Stay Connected

More Posts by Author ›

Stay Connected

Associate

Chelsie A. Vokes

Chelsie Vokes is a labor and employment lawyer, advising businesses and non-profit organizations on discrimination, Wage Act, non-compete and other issues, primarily on behalf of employers. She is also involved with the firm’s environmental practice, an area of her work, as Chelsie puts it, “where my training in Environmental Science is a plus.”

Stay Connected

More Posts by Author ›

About the Authors

Stay Connected

Partner

Timothy P. Van Dyck

Tim Van Dyck, Employment & Labor Practice Area Leader, is a seasoned, Chambers USA-recognized trial lawyer who defends employers of all sizes against difficult and often sensitive employment disputes in the state and federal courts of Massachusetts and throughout the U.S. With more than 30 years of experience under his belt, Tim has tried over 20 cases to verdict, involving sexual harassment, discrimination and retaliation claims, contractual disputes and other contentious employment claims. He also regularly prosecutes and defends non-compete, non-solicit and trade secret matters.

Stay Connected

More Posts by Author ›

Stay Connected

Associate

Chelsie A. Vokes

Chelsie Vokes is a labor and employment lawyer, advising businesses and non-profit organizations on discrimination, Wage Act, non-compete and other issues, primarily on behalf of employers. She is also involved with the firm’s environmental practice, an area of her work, as Chelsie puts it, “where my training in Environmental Science is a plus.”

Stay Connected

More Posts by Author ›

View All People ›

To get in touch, please call us at 508-791-3511 or fill out the form below. Fields in orange are required.

Stay Current

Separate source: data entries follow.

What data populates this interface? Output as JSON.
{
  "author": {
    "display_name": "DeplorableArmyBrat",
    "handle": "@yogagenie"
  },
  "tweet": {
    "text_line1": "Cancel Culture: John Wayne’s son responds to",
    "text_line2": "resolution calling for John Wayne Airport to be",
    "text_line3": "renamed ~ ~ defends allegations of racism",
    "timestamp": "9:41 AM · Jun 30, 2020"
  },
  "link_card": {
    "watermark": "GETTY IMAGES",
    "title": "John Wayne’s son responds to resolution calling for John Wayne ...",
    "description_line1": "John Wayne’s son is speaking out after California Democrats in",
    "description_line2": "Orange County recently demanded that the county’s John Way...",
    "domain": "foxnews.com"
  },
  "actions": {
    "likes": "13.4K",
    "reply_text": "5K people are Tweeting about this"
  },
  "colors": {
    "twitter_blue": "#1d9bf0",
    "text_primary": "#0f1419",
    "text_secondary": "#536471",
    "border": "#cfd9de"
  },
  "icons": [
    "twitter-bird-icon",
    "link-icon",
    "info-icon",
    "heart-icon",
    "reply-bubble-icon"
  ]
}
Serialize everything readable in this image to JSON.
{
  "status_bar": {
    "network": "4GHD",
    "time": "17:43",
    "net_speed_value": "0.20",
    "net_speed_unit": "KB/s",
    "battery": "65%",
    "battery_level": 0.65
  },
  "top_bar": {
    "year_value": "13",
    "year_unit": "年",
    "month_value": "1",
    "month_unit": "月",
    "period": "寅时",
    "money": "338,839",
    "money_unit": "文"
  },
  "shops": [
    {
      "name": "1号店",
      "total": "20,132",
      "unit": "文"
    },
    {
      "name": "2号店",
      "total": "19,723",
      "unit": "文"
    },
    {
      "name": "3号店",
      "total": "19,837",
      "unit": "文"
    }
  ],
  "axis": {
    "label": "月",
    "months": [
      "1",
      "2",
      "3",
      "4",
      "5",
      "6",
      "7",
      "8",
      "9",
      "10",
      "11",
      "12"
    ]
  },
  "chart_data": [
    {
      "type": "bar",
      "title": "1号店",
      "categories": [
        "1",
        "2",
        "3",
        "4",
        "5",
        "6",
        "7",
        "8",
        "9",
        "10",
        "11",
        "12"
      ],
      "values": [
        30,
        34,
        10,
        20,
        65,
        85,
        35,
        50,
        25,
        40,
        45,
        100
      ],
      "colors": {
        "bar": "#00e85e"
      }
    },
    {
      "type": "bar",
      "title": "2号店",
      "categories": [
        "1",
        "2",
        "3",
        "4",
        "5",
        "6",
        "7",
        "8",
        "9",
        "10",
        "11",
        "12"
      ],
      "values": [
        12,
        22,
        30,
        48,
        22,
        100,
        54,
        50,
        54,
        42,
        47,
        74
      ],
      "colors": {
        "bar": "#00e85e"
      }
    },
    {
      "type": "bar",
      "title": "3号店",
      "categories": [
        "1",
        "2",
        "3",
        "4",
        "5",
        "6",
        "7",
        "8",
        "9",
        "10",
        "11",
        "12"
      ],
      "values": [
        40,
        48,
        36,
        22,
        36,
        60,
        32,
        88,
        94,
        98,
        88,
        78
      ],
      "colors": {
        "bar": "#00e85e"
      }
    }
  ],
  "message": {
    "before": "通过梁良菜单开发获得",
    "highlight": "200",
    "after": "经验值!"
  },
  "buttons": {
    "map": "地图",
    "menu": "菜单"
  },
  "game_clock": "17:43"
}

Subscribe to Bowditch’s monthly updates, alerts, insider news, and events.

Subscribe to All

An email confirmation will be sent upon submitting this form.